Those who have certain types of Control issues and Boundary problems may habitually try to provoke emotional responses in other people.
Trying to provoke emotions in others is a common sociopath behavior; of course it's also found in others who have maladaptive social behaviors as well.

Frequently provoking emotions/feelings in a target (such as fear, shame, guilt, self-doubt, worry, anger, sadness, loneliness, humiliation, hope, camaraderie, trust) allows the Controller to predict, manipulate and control the target's behaviors and actions. They'll often provoke one feeling in a target, and then switch to provoking an opposite feeling.

For example "Let's go to the movies and have a nice dinner out tonight!" can provoke hope, trust, camaraderie and joy. Then right before it's time to go, they might start an argument or suddenly have to leave, or they don't feel well so they don't want to or can't go. This takes AWAY the target's good feelings, and replaces them with uncomfortable feelings, such as disappointment, sadness, loneliness, or anger, betrayal and abandonment, especially if this kind of bait and switch happens frequently. So the Controller successfully provoked emotions and feelings in the target with both the suggestion of dinner and a movie, and with taking away dinner and a movie. If the target reacts at all, expressing any 'negative' emotion, the Controller will likely accuse them of being hostile, demanding, whiny, or crazy. Controllers SEEK emotional reactions in targets for various reasons, both for supply and for manipulation.

When a person is in defense mode, they are much more apt to be reactive instead of intentional and confident.

If you scare your cat, for instance, you know what he's going to do, pretty much. If he's relaxed and calm, he's confident and operating of his own volition, making decisions and purposeful actions autonomously. Getting HIS OWN goals and needs met. When he's frightened, he's doing one thing: reacting to his fear. His behavior is predictable, and once he's in fear mode, he's even easier to scare and manipulate further.
A Controller would call a cat that's reacting in fear "crazy" or "psycho".

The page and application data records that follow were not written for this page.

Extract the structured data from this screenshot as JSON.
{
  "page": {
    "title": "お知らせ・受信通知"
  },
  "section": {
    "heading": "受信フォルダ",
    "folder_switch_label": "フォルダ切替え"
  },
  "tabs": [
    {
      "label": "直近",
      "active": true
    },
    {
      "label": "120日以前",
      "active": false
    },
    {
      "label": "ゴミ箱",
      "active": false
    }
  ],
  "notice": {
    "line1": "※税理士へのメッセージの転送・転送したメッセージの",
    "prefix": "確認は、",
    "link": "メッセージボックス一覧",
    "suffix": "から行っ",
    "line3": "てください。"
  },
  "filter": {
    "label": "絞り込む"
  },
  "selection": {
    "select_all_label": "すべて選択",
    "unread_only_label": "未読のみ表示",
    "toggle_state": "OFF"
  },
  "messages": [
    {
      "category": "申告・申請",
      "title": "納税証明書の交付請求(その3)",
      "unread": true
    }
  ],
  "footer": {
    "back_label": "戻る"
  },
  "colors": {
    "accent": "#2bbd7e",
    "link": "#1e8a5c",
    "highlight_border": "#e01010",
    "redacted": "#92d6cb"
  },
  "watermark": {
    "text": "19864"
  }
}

(Actually you can witness this, literally, on episodes of the show My Cat From Hell, with Jackson Galaxy Saturdays at 8 p.m. on Animal Planet. Many cat owners who ask Jackson to "fix their cat" frequently blame their cat for "erratic" behavior, even when it's extremely obvious that the owners are causing it.)